Excerpts from an interface dataset:
....................
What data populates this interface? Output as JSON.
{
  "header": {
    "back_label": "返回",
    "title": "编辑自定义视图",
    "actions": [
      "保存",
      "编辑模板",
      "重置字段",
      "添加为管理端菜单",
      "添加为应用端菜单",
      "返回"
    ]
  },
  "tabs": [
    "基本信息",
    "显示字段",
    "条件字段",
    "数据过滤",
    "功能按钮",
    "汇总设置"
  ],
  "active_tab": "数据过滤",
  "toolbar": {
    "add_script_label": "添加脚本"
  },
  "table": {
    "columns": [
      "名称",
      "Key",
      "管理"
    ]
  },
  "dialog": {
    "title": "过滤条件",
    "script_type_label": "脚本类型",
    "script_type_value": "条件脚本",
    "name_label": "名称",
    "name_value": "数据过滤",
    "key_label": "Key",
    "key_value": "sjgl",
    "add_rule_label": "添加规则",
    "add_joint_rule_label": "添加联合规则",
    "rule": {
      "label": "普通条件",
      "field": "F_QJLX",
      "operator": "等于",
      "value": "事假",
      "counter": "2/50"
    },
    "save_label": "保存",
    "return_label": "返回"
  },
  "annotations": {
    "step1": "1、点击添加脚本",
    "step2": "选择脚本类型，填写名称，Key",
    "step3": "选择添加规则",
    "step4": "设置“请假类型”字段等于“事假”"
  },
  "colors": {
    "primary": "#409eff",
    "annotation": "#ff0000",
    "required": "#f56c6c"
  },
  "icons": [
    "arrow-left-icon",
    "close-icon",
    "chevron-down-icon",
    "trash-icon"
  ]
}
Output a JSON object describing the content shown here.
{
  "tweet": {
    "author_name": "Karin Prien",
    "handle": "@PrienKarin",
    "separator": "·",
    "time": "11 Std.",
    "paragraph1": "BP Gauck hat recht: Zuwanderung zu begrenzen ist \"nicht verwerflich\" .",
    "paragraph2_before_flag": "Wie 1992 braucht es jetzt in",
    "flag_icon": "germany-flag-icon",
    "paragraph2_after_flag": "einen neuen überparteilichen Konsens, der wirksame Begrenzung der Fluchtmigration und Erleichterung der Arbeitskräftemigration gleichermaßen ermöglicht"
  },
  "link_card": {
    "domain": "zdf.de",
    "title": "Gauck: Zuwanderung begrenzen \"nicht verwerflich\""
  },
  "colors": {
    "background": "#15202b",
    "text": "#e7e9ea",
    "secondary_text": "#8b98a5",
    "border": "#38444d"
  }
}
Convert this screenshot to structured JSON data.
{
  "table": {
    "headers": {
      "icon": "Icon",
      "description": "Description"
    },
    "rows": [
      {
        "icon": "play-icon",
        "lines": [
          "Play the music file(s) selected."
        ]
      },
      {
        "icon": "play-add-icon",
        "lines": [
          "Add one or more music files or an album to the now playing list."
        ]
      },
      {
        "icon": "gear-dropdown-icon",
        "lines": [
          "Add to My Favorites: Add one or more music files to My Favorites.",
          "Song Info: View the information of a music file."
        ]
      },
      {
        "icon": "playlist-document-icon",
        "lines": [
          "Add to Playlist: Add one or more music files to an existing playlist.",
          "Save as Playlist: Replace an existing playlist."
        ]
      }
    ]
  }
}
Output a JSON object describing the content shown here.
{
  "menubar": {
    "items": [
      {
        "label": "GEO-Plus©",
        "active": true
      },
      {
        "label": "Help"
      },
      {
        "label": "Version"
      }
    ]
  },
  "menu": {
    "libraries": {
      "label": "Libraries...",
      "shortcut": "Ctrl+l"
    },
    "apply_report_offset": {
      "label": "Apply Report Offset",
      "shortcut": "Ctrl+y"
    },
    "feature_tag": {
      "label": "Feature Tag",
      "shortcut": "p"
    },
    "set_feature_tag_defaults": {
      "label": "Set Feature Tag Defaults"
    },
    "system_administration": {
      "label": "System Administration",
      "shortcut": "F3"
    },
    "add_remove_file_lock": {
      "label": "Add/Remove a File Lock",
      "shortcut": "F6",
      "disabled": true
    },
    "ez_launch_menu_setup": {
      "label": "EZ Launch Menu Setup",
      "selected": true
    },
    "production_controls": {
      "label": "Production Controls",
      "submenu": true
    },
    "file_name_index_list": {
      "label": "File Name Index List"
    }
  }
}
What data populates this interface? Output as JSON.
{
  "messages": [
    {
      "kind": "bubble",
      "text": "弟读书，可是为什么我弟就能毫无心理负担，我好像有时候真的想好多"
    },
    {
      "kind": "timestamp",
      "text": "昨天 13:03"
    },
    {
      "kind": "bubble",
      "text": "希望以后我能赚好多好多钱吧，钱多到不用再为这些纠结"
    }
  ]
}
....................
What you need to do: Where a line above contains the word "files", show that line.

Exercise result:
          "Add one or more music files or an album to the now playing list."
          "Add to My Favorites: Add one or more music files to My Favorites.",
          "Add to Playlist: Add one or more music files to an existing playlist.",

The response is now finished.